  9. Steppage gait • Due to foot drop (weakness of dorsiflexion) • Unilateral weakness: L5 radiculopathy, sciatic or peroneal neuropathy • Bilateral: distal polyneuropathy or lumbosacralpolyradiculopathy • Leg is lifted high above the ground to keep the toes high

  10. Waddling gait • Caused by proximal limb weakness most often from myopathy, NMJ disease or proximal symmetric muscular atrophy • Trunk and pelvic muscle weakness results in excessive pelvic sway during movement (weakness of hip flexion)

  11. Parkinsonian gait • Forward stoop, with modest flexion of hips and knees • Short rapid steps (shuffling gait) • Difficulty with gait initiation and turning • Upper body gradually leans further ahead of feet

  12. Choreic gait • Intermittent irregular movement that disrupts smooth flow of normal gait (pelvic lurch)

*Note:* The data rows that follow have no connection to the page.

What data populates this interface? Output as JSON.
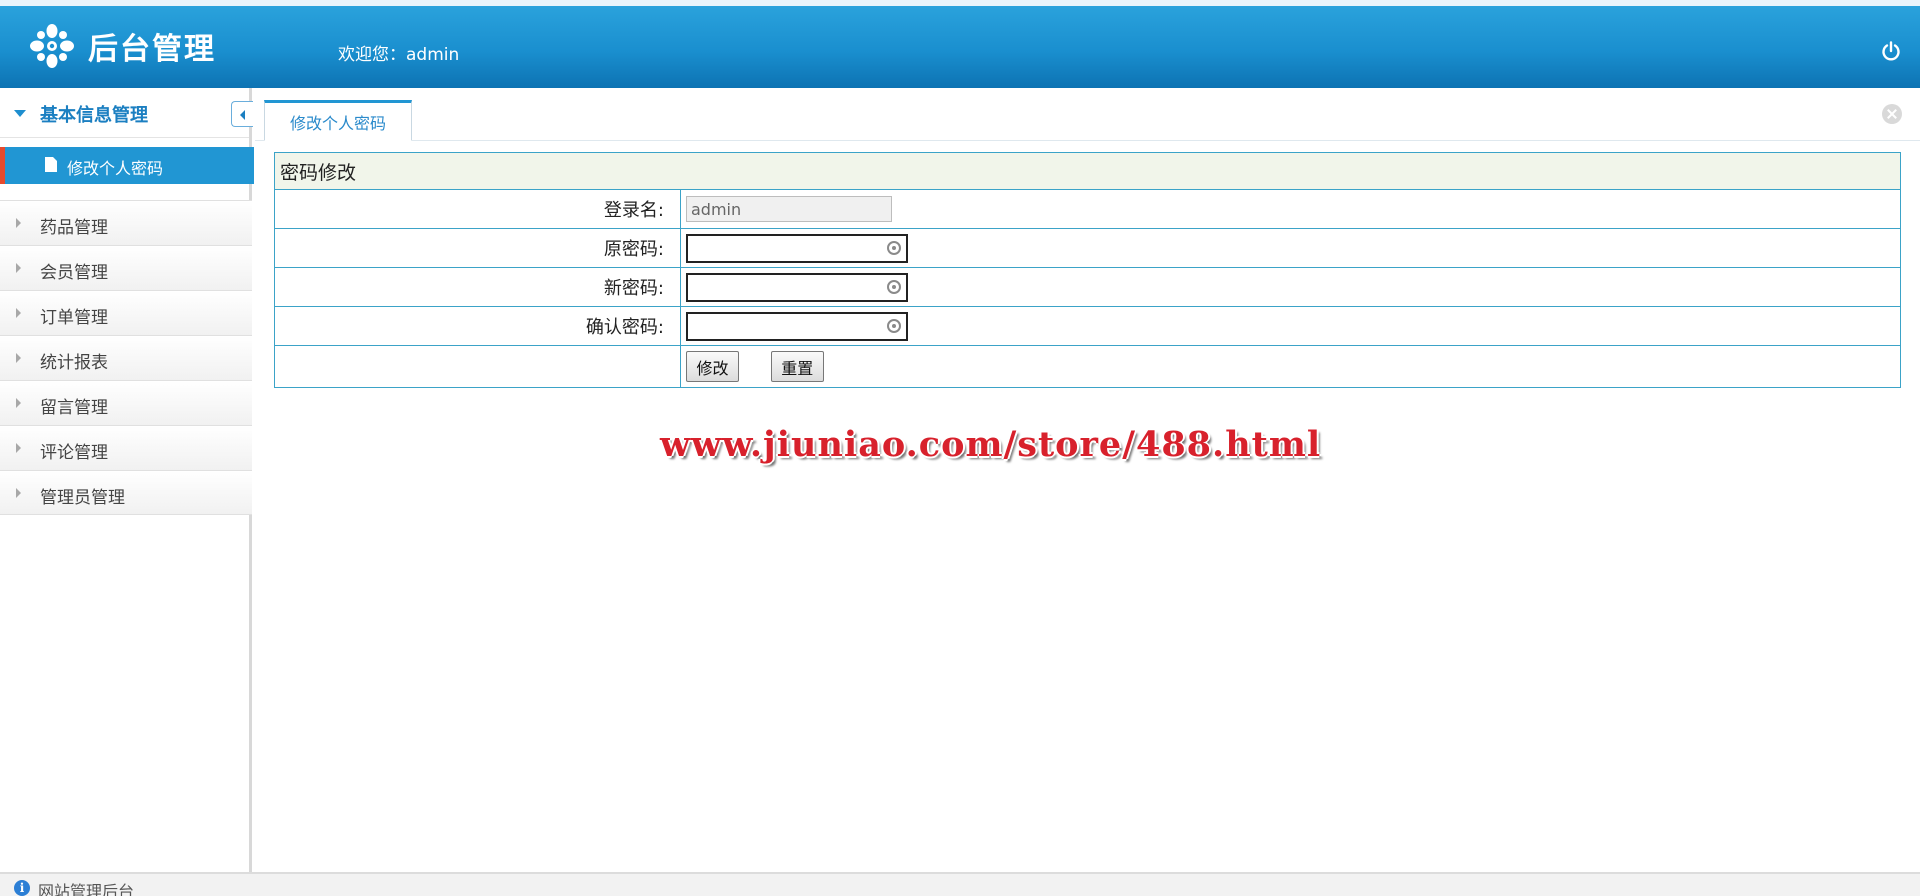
{
  "header": {
    "title": "后台管理",
    "welcome": "欢迎您：admin",
    "logo_icon": "flower-logo-icon",
    "power_icon": "power-icon"
  },
  "sidebar": {
    "group_label": "基本信息管理",
    "active_item": "修改个人密码",
    "items": [
      {
        "label": "药品管理"
      },
      {
        "label": "会员管理"
      },
      {
        "label": "订单管理"
      },
      {
        "label": "统计报表"
      },
      {
        "label": "留言管理"
      },
      {
        "label": "评论管理"
      },
      {
        "label": "管理员管理"
      }
    ]
  },
  "tabs": [
    {
      "label": "修改个人密码",
      "active": true
    }
  ],
  "form": {
    "title": "密码修改",
    "login_label": "登录名:",
    "login_value": "admin",
    "old_label": "原密码:",
    "new_label": "新密码:",
    "confirm_label": "确认密码:",
    "submit_label": "修改",
    "reset_label": "重置"
  },
  "watermark": "www.jiuniao.com/store/488.html",
  "footer": {
    "label": "网站管理后台",
    "icon": "info-icon"
  },
  "colors": {
    "header_blue": "#1a8fcf",
    "active_item": "#2196d3",
    "active_marker": "#e54b2e",
    "table_border": "#3ba3c8",
    "watermark_red": "#d8212c"
  }
}
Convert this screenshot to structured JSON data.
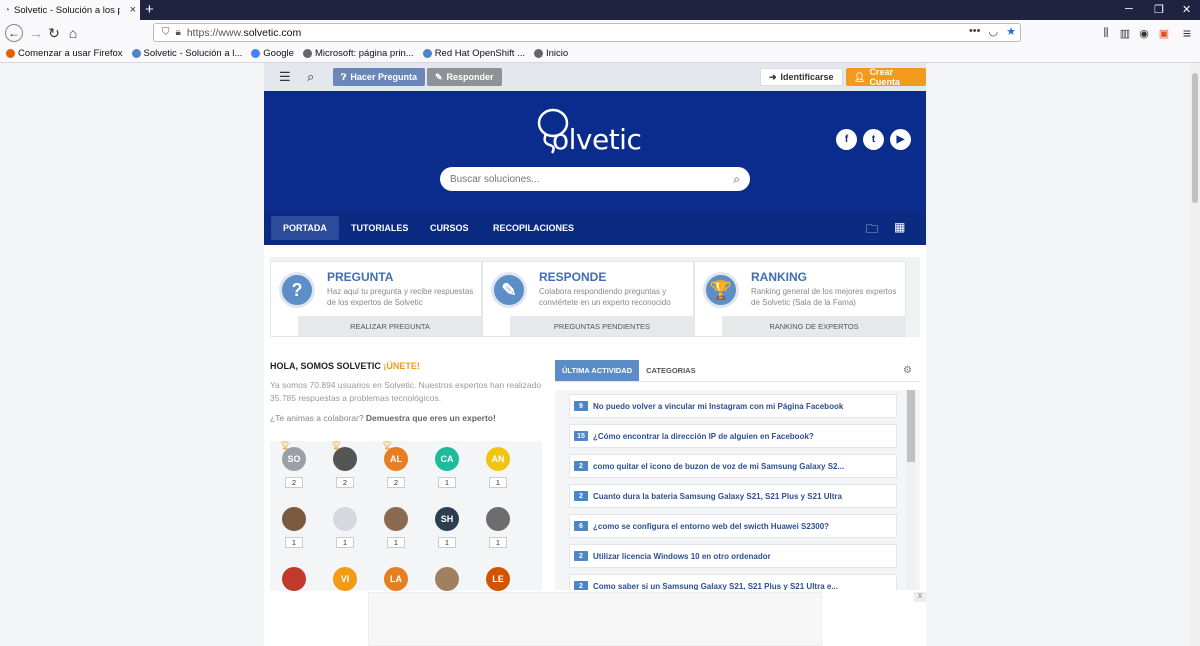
{
  "browser": {
    "tab_title": "Solvetic - Solución a los proble",
    "url_prefix": "https://www.",
    "url_domain": "solvetic.com",
    "bookmarks": [
      {
        "label": "Comenzar a usar Firefox",
        "color": "#e66000"
      },
      {
        "label": "Solvetic - Solución a l...",
        "color": "#4a86c8"
      },
      {
        "label": "Google",
        "color": "#4285f4"
      },
      {
        "label": "Microsoft: página prin...",
        "color": "#666666"
      },
      {
        "label": "Red Hat OpenShift ...",
        "color": "#4a86c8"
      },
      {
        "label": "Inicio",
        "color": "#666666"
      }
    ]
  },
  "topbar": {
    "ask_label": "Hacer Pregunta",
    "answer_label": "Responder",
    "login_label": "Identificarse",
    "signup_label": "Crear Cuenta"
  },
  "hero": {
    "logo_text": "olvetic",
    "search_placeholder": "Buscar soluciones..."
  },
  "nav": {
    "items": [
      "PORTADA",
      "TUTORIALES",
      "CURSOS",
      "RECOPILACIONES"
    ]
  },
  "cards": [
    {
      "title": "PREGUNTA",
      "desc": "Haz aquí tu pregunta y recibe respuestas de los expertos de Solvetic",
      "button": "REALIZAR PREGUNTA",
      "icon": "?"
    },
    {
      "title": "RESPONDE",
      "desc": "Colabora respondiendo preguntas y conviértete en un experto reconocido",
      "button": "PREGUNTAS PENDIENTES",
      "icon": "✎"
    },
    {
      "title": "RANKING",
      "desc": "Ranking general de los mejores expertos de Solvetic (Sala de la Fama)",
      "button": "RANKING DE EXPERTOS",
      "icon": "🏆"
    }
  ],
  "intro": {
    "heading": "HOLA, SOMOS SOLVETIC",
    "join": "¡ÚNETE!",
    "text": "Ya somos 70.894 usuarios en Solvetic. Nuestros expertos han realizado 35.785 respuestas a problemas tecnológicos.",
    "cta_prefix": "¿Te animas a colaborar?",
    "cta_bold": "Demuestra que eres un experto!"
  },
  "users": [
    {
      "initials": "SO",
      "color": "#9aa0a6",
      "count": "2",
      "trophy": true
    },
    {
      "initials": "",
      "color": "#555555",
      "count": "2",
      "trophy": true
    },
    {
      "initials": "AL",
      "color": "#e67e22",
      "count": "2",
      "trophy": true
    },
    {
      "initials": "CA",
      "color": "#1abc9c",
      "count": "1",
      "trophy": false
    },
    {
      "initials": "AN",
      "color": "#f1c40f",
      "count": "1",
      "trophy": false
    },
    {
      "initials": "",
      "color": "#7a5a40",
      "count": "1",
      "trophy": false
    },
    {
      "initials": "",
      "color": "#d5d8dc",
      "count": "1",
      "trophy": false
    },
    {
      "initials": "",
      "color": "#8c6a50",
      "count": "1",
      "trophy": false
    },
    {
      "initials": "SH",
      "color": "#2c3e50",
      "count": "1",
      "trophy": false
    },
    {
      "initials": "",
      "color": "#6d6d6d",
      "count": "1",
      "trophy": false
    },
    {
      "initials": "",
      "color": "#c0392b",
      "count": "",
      "trophy": false
    },
    {
      "initials": "VI",
      "color": "#f39c12",
      "count": "",
      "trophy": false
    },
    {
      "initials": "LA",
      "color": "#e67e22",
      "count": "",
      "trophy": false
    },
    {
      "initials": "",
      "color": "#a08060",
      "count": "",
      "trophy": false
    },
    {
      "initials": "LE",
      "color": "#d35400",
      "count": "",
      "trophy": false
    }
  ],
  "activity": {
    "tab_active": "ÚLTIMA ACTIVIDAD",
    "tab_other": "CATEGORIAS",
    "items": [
      {
        "count": "9",
        "text": "No puedo volver a vincular mi Instagram con mi Página Facebook"
      },
      {
        "count": "15",
        "text": "¿Cómo encontrar la dirección IP de alguien en Facebook?"
      },
      {
        "count": "2",
        "text": "como quitar el icono de buzon de voz de mi Samsung Galaxy S2..."
      },
      {
        "count": "2",
        "text": "Cuanto dura la bateria Samsung Galaxy S21, S21 Plus y S21 Ultra"
      },
      {
        "count": "6",
        "text": "¿como se configura el entorno web del swicth Huawei S2300?"
      },
      {
        "count": "2",
        "text": "Utilizar licencia Windows 10 en otro ordenador"
      },
      {
        "count": "2",
        "text": "Como saber si un Samsung Galaxy S21, S21 Plus y S21 Ultra e..."
      }
    ]
  },
  "ad": {
    "close_label": "X"
  }
}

  13. Investigations • Imaging • MRI brain to see any cerebral lesions, normal pressure hydrocephalus, subdural haematoma, cerebellar atrophy, white matter disease • MRI spine to see spinals tenosis • Leg X-rays to see fractures • Lumbar puncture • Raised WCC or protein can indicate syhpillis infection (demyelination of nerves of the dorsal column) • Blood tests • Electrolytes: imbalances can impair motor function and gait • LFTs: sense of balance is particularly imapired in patients with chronic renal disease and those with hepatic failure • Toxic screen/drug levels • Testing for syphillis • BSL: diabetic neuropathy • Vit B12 – peripheral neuropathy

  14. Treatment • Treat the cause • Cease drugs that worsen gait disorders • Muscarinic agonists • Anti-cholinesterases • Neuroleptics

  15. Non-pharm treatment of gait disorders • Psychiatric counselling • Education • Physiotherapy • Modification of home to prevent falls • Canes: widen a person’s base of support • Crutches: increase the base of support and improve lateral stability and can be used for full weight bearing • Walking frame: improves balance by increasing patient’s base of support and enhancing lateral stability • Disadvantages • Difficulty manoeuvring through doorways and up stairs • Reduction in normal arm swing • Poor posture with abnormal flexion of the back

  16. Consequences and complications • Falls • Injuries sustained in a fall are a major cause of morbidity and a major reason for hospital admission • Physical disability • Social impact: restriction of daily functioning, loss of independence, decreased quality of life